*** INFORMATION PROVIDED

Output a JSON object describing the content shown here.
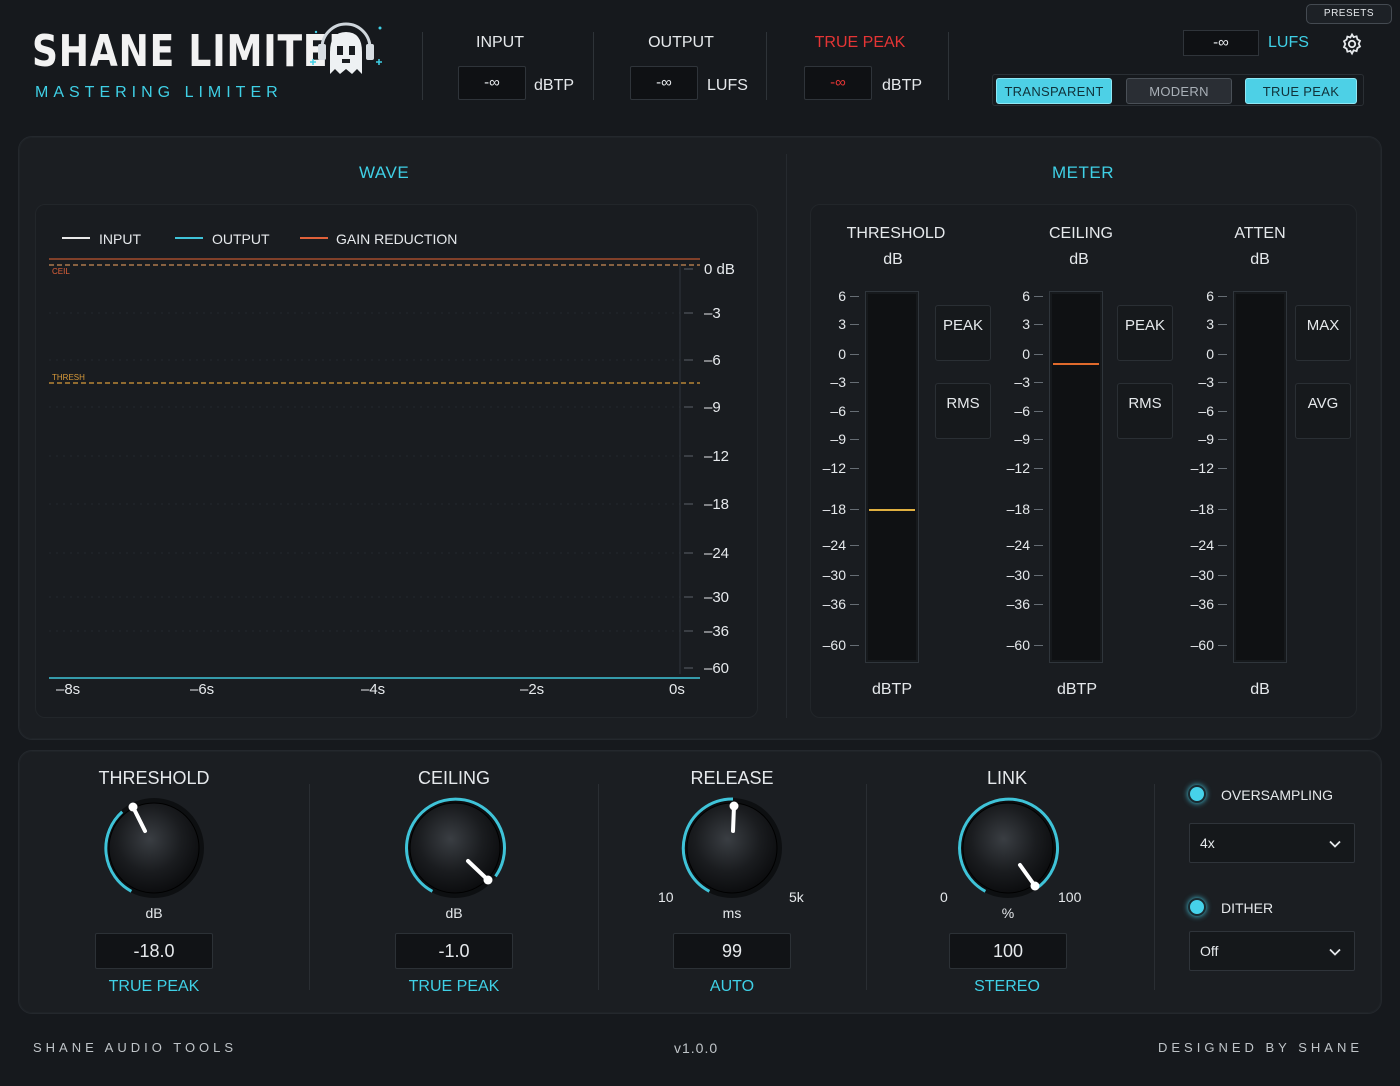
{
  "header": {
    "title": "SHANE LIMITER",
    "subtitle": "MASTERING LIMITER",
    "input_label": "INPUT",
    "input_value": "-∞",
    "input_unit": "dBTP",
    "output_label": "OUTPUT",
    "output_value": "-∞",
    "output_unit": "LUFS",
    "truepeak_label": "TRUE PEAK",
    "truepeak_value": "-∞",
    "truepeak_unit": "dBTP",
    "presets_label": "PRESETS",
    "lufs_value": "-∞",
    "lufs_label": "LUFS",
    "modes": [
      {
        "label": "TRANSPARENT",
        "active": true
      },
      {
        "label": "MODERN",
        "active": false
      },
      {
        "label": "TRUE PEAK",
        "active": true
      }
    ]
  },
  "wave": {
    "title": "WAVE",
    "legend": [
      {
        "label": "INPUT",
        "color": "#e8e8e8"
      },
      {
        "label": "OUTPUT",
        "color": "#3fc3d8"
      },
      {
        "label": "GAIN REDUCTION",
        "color": "#e0613a"
      }
    ],
    "ceil_label": "CEIL",
    "thresh_label": "THRESH",
    "y_labels": [
      "0 dB",
      "–3",
      "–6",
      "–9",
      "–12",
      "–18",
      "–24",
      "–30",
      "–36",
      "–60"
    ],
    "x_labels": [
      "–8s",
      "–6s",
      "–4s",
      "–2s",
      "0s"
    ]
  },
  "meter": {
    "title": "METER",
    "scale": [
      "6",
      "3",
      "0",
      "–3",
      "–6",
      "–9",
      "–12",
      "–18",
      "–24",
      "–30",
      "–36",
      "–60"
    ],
    "groups": [
      {
        "title": "THRESHOLD",
        "sub": "dB",
        "unit": "dBTP",
        "btn1": "PEAK",
        "btn2": "RMS",
        "marker_db": -18.0,
        "marker_color": "#e0b040"
      },
      {
        "title": "CEILING",
        "sub": "dB",
        "unit": "dBTP",
        "btn1": "PEAK",
        "btn2": "RMS",
        "marker_db": -1.0,
        "marker_color": "#e06a2c"
      },
      {
        "title": "ATTEN",
        "sub": "dB",
        "unit": "dB",
        "btn1": "MAX",
        "btn2": "AVG"
      }
    ]
  },
  "controls": {
    "threshold": {
      "title": "THRESHOLD",
      "unit": "dB",
      "value": "-18.0",
      "mode": "TRUE PEAK"
    },
    "ceiling": {
      "title": "CEILING",
      "unit": "dB",
      "value": "-1.0",
      "mode": "TRUE PEAK"
    },
    "release": {
      "title": "RELEASE",
      "unit": "ms",
      "min": "10",
      "max": "5k",
      "value": "99",
      "mode": "AUTO"
    },
    "link": {
      "title": "LINK",
      "unit": "%",
      "min": "0",
      "max": "100",
      "value": "100",
      "mode": "STEREO"
    },
    "oversampling": {
      "label": "OVERSAMPLING",
      "value": "4x"
    },
    "dither": {
      "label": "DITHER",
      "value": "Off"
    }
  },
  "footer": {
    "left": "SHANE AUDIO TOOLS",
    "version": "v1.0.0",
    "right": "DESIGNED BY SHANE"
  },
  "colors": {
    "accent": "#3fd0e6",
    "truepeak": "#e53535",
    "background": "#16191d"
  }
}
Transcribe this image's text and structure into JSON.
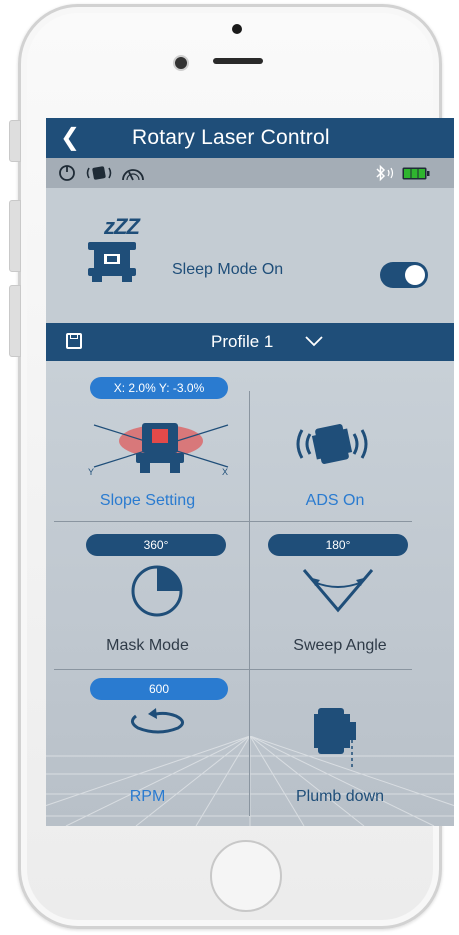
{
  "app": {
    "title": "Rotary Laser Control",
    "back_icon": "chevron-left-icon"
  },
  "status": {
    "icons": [
      "power-icon",
      "laser-device-icon",
      "speedometer-icon",
      "bluetooth-icon",
      "battery-icon"
    ],
    "battery_color": "#2fb52f"
  },
  "sleep": {
    "label": "Sleep Mode On",
    "zzz": "zZZ",
    "enabled": true
  },
  "profile": {
    "label": "Profile 1"
  },
  "tiles": {
    "slope": {
      "badge": "X: 2.0%  Y: -3.0%",
      "label": "Slope Setting",
      "axis_y": "Y",
      "axis_x": "X"
    },
    "ads": {
      "label": "ADS On"
    },
    "mask": {
      "badge": "360°",
      "label": "Mask Mode"
    },
    "sweep": {
      "badge": "180°",
      "label": "Sweep Angle"
    },
    "rpm": {
      "badge": "600",
      "label": "RPM"
    },
    "plumb": {
      "label": "Plumb down"
    }
  },
  "colors": {
    "navy": "#1f4e79",
    "accent_blue": "#2a7bd0",
    "highlight_red": "#e24a4a"
  }
}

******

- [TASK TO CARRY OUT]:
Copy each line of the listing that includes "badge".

- [EXERCISE ANSWER]:
      "badge": "X: 2.0%  Y: -3.0%",
      "badge": "360°",
      "badge": "180°",
      "badge": "600",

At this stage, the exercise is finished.